Van Hunt: Oh, themselves.
Van Hunt: Yeah, by far. As a matter of fact, if they make that their one and only thing that they pay attention to, the world would be a better place. What is your ideal person? Who are you ideally, in your mind? You need to frame that and make it a target and shoot for that every day of your life. Because that is all that is important in this life, I promise you. Everything else will fall in line. Your children, your mate, your love life, your dogs, your money. It will all fall in line after you have done the hard work which is facing your life honestly.
Q: So there’s a whole self-growth component?
Van Hunt: You call it self-growth, I don’t know about that terminology. It’s been used so much, people come to look at it like it’s fuu-fuu or shay-shay. It’s not legitimate. It is self-growth, but I prefer to call it facing your life honestly.
Interesting. A focus on the self was in order, but not the kind of self-love Angie Stone spoke of in her comments. Van’s approach seemed more of an individualist approach to life, to focus on the needs of the self and to not worry so much about what others are doing. This is also in line with his persona.
Finally, I completed an interview with Janks Morton, which is slated for the January issue of Clutch. A few minutes speaking with Janks makes it clear that he leans a bit to the right on social issues. However, his interview stands out because he is a black communist in the truest sense of the word. Everything he said was about “my people.” He vehemently disputed the idea of a class war, saying “in our hearts, we really want each other – other blacks – to be their best.” He pointed to the profit potential in perpetuating the black gender wars.
He also dismissed the political divide. According to Janks, “when the politics are stripped away, these men will sound about the same. Because they are black men.”
For the last few weeks, I have been thinking about all these perspectives and what they represent. As I move into planning my activist resolutions for the new year, I try to figure out what will make the most difference in the world. Where can I focus my attentions to do the most good?

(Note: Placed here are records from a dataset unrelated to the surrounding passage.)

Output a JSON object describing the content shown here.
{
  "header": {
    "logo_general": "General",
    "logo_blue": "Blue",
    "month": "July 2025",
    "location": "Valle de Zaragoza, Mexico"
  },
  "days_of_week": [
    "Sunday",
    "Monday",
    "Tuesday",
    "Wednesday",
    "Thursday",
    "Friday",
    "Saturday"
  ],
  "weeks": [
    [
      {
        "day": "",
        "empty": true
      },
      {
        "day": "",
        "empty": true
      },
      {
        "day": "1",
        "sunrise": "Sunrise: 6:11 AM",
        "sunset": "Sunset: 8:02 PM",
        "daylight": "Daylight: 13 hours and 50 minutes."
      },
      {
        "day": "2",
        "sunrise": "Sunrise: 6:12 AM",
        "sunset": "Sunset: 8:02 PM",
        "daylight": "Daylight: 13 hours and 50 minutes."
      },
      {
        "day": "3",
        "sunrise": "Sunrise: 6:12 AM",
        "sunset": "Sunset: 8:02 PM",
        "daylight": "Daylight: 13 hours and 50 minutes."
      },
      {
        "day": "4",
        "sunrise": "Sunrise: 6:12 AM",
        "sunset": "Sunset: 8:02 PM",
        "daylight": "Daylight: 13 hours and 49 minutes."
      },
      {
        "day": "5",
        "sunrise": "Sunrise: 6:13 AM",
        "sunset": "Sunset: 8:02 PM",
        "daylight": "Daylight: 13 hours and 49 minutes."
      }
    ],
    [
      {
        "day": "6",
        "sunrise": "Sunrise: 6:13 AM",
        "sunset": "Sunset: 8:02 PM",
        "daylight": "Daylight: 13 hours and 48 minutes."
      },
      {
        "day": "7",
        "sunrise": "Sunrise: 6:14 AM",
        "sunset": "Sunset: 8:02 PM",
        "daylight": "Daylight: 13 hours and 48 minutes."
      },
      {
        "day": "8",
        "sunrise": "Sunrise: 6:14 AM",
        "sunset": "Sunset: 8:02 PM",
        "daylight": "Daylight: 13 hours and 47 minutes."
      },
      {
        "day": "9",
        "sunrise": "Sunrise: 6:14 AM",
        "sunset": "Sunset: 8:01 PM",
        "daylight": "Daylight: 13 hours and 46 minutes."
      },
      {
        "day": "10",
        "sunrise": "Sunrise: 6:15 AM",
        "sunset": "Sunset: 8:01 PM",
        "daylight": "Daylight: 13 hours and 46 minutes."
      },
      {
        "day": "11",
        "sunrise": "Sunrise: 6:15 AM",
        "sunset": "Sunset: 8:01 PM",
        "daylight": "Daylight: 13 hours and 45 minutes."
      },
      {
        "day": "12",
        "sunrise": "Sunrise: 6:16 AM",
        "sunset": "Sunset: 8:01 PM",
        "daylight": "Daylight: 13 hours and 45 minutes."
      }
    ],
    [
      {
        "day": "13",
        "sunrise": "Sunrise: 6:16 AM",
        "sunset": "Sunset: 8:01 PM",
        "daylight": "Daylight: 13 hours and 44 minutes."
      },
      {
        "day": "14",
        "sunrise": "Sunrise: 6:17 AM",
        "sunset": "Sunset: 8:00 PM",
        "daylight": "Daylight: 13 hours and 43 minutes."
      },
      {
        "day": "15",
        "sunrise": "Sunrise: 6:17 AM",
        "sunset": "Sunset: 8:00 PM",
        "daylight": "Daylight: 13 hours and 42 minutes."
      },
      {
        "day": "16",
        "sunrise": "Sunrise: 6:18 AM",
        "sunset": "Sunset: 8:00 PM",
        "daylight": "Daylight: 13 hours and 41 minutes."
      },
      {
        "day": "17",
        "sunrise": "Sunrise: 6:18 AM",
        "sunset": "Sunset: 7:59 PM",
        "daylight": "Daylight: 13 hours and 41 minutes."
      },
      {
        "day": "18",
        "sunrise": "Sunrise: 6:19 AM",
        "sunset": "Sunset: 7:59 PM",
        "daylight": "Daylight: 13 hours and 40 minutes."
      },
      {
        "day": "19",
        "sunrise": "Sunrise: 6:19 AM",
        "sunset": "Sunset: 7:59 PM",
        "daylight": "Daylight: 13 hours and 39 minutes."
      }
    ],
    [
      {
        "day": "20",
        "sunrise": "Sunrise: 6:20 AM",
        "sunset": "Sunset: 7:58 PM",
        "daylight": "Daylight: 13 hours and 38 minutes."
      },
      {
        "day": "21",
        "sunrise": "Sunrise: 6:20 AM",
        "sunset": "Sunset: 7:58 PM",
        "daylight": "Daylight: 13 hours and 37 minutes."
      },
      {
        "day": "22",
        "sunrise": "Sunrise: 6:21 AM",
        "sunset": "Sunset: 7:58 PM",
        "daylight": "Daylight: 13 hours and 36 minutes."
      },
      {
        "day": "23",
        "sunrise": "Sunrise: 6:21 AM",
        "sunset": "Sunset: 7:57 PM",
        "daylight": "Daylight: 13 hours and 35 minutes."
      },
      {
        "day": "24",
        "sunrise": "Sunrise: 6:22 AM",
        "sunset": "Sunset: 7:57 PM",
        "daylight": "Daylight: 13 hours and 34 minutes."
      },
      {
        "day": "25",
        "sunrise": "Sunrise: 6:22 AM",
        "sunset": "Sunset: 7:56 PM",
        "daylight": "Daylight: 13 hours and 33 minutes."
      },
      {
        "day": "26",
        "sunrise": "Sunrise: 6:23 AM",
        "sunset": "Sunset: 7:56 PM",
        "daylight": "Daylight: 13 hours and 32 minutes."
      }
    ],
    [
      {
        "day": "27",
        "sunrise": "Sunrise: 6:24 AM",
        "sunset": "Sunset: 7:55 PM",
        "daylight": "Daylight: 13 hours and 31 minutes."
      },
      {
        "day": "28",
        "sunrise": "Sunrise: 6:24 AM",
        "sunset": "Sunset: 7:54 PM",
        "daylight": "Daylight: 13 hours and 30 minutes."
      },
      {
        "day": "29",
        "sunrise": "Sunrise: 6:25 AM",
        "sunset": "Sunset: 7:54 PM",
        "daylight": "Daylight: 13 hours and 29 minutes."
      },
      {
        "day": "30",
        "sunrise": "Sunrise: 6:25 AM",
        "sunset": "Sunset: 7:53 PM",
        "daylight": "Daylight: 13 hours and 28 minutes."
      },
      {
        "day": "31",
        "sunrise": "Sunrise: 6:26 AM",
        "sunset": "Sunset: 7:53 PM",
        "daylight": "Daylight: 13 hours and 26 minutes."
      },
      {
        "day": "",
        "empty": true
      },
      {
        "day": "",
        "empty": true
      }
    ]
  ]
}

In what direction should we head, in our respective communties, in 2008? Should we focus on shedding light on how minority issues affect everyone? Should we focus on cultivating self-love, and working to ensure proportional and positive representation in the media? Should we work on ourselves as individuals, on our thoughts, words, and actions? Or should we focus on community, laying aside our divisions and focusing on the common good?
Which way should we turn?